• [Source data]:
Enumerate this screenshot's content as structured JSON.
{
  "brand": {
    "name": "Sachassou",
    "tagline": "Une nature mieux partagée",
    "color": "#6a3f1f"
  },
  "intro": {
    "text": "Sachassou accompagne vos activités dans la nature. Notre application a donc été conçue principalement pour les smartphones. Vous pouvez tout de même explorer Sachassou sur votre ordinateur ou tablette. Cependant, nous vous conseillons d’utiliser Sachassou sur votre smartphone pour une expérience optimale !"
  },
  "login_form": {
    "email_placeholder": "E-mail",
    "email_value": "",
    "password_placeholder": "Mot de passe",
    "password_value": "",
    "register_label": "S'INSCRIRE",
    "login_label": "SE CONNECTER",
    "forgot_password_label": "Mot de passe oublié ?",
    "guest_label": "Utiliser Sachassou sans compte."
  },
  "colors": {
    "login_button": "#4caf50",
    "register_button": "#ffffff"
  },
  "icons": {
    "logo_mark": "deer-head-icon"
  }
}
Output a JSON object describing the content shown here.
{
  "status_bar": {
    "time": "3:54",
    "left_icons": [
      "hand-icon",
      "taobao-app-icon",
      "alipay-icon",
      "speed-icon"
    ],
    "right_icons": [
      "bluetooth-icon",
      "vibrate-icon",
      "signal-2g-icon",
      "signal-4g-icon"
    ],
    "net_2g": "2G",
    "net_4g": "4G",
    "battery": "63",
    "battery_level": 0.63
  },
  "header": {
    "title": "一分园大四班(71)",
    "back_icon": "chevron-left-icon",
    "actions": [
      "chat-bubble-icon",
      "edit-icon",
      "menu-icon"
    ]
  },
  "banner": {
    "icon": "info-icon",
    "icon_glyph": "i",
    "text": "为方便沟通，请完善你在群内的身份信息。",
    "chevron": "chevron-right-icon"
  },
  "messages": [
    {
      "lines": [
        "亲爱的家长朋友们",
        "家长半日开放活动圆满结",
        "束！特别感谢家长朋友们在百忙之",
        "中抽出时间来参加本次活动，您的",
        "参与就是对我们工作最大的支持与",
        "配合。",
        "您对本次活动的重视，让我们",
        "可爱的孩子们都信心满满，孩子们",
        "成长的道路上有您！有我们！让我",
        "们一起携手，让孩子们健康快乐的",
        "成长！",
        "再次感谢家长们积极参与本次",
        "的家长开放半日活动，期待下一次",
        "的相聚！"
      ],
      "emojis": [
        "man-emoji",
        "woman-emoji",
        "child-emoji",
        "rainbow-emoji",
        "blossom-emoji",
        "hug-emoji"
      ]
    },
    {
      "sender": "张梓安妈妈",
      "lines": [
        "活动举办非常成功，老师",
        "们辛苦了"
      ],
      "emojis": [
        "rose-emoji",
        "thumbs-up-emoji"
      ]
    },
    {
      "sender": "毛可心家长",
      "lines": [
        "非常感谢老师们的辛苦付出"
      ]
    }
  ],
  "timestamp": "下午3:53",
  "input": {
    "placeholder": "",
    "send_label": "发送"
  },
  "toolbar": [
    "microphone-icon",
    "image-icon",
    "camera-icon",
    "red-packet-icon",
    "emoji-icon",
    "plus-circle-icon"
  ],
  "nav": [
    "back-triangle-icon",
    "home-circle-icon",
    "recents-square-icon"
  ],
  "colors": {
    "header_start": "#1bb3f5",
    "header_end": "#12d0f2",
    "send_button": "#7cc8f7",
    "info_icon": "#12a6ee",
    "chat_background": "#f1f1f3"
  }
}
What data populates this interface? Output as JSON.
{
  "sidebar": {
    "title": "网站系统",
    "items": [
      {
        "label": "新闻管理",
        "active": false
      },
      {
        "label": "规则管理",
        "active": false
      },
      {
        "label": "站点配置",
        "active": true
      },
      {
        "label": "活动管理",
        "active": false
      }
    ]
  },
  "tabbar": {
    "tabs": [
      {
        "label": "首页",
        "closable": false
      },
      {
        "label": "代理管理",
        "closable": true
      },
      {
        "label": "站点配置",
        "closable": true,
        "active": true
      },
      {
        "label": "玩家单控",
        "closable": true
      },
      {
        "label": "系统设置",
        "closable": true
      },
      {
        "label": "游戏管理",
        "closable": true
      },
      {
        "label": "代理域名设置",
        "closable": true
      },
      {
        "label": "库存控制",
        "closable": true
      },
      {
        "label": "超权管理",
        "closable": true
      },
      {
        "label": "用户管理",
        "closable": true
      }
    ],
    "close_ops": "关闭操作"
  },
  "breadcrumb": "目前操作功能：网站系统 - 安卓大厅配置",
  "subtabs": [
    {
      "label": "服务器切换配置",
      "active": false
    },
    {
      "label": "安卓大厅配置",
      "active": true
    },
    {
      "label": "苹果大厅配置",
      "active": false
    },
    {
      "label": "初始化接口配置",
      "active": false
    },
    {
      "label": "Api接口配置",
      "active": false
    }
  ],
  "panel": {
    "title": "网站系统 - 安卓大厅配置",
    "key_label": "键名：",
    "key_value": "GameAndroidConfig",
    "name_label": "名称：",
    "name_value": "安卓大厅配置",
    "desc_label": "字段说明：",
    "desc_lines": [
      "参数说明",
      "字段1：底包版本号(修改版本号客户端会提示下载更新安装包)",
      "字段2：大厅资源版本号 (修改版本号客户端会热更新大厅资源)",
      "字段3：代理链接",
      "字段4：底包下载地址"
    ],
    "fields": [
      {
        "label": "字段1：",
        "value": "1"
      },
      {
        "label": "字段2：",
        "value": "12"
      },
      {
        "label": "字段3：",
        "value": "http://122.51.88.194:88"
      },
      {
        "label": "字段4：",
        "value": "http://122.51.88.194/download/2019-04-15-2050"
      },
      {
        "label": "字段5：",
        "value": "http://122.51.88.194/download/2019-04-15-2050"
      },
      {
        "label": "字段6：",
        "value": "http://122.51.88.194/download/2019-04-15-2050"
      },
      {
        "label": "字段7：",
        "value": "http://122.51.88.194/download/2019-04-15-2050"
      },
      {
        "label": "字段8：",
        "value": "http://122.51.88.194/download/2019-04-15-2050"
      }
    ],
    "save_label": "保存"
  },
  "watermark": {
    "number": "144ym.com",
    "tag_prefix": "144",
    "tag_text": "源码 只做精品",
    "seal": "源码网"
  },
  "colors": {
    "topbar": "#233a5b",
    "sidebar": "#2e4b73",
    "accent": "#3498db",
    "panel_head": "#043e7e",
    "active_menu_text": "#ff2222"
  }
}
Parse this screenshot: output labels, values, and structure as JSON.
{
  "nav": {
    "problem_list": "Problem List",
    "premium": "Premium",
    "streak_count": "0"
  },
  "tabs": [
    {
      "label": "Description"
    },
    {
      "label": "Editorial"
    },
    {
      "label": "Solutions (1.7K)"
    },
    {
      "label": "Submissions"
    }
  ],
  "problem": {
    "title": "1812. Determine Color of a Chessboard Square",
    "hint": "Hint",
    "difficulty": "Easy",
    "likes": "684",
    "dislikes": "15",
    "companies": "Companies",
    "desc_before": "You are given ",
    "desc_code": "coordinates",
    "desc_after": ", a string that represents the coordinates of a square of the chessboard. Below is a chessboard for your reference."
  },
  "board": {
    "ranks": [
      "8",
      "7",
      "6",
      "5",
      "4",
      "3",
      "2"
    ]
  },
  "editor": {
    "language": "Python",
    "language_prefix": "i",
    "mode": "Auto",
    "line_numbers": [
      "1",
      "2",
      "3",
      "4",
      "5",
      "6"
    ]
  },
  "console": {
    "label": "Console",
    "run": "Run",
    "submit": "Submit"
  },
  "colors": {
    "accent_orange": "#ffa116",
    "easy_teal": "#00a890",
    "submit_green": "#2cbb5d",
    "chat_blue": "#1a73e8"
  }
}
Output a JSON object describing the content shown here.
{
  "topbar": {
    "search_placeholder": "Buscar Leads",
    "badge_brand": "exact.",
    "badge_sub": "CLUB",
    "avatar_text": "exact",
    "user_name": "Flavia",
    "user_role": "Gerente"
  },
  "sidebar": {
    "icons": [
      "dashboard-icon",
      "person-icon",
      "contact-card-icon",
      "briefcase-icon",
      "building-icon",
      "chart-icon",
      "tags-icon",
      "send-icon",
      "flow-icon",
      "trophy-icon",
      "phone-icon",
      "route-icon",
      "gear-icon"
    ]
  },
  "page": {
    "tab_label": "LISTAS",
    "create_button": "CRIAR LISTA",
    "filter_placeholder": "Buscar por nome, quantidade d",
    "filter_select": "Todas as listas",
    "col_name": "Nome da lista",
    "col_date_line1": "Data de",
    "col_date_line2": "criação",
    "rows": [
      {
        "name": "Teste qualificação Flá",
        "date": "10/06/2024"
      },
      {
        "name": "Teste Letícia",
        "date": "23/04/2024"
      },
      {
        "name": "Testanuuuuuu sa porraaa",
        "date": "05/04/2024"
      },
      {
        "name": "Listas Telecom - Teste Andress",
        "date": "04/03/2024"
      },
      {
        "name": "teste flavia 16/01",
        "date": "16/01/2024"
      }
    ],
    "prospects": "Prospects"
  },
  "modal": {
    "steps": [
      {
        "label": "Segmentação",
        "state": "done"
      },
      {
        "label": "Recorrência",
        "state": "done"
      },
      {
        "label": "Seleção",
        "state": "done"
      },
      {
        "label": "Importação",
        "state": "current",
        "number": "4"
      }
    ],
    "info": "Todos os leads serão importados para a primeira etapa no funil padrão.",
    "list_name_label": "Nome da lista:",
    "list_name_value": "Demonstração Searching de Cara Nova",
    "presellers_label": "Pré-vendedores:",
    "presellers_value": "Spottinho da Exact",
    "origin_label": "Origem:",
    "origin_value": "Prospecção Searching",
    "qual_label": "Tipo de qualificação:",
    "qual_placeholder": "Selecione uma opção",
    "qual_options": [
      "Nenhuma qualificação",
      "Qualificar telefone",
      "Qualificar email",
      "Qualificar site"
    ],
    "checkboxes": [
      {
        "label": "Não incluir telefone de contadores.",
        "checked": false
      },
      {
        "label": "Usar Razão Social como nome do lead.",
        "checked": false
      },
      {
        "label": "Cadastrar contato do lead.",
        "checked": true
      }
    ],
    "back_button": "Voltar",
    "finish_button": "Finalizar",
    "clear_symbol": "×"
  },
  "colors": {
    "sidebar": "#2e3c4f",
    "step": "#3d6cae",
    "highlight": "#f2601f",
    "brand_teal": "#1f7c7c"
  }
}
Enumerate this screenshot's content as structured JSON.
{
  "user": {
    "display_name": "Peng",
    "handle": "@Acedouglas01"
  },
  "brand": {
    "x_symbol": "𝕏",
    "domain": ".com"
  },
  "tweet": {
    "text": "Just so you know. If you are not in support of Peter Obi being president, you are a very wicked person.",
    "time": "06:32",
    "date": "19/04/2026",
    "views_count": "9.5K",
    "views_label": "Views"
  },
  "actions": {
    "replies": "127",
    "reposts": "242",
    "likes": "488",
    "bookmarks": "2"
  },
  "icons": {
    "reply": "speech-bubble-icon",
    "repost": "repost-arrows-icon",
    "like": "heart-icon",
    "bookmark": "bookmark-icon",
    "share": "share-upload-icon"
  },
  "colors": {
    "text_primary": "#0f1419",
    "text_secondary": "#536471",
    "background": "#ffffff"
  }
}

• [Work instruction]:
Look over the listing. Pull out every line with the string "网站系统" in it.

• [Solution to the problem]:
    "title": "网站系统",
  "breadcrumb": "目前操作功能：网站系统 - 安卓大厅配置",
    "title": "网站系统 - 安卓大厅配置",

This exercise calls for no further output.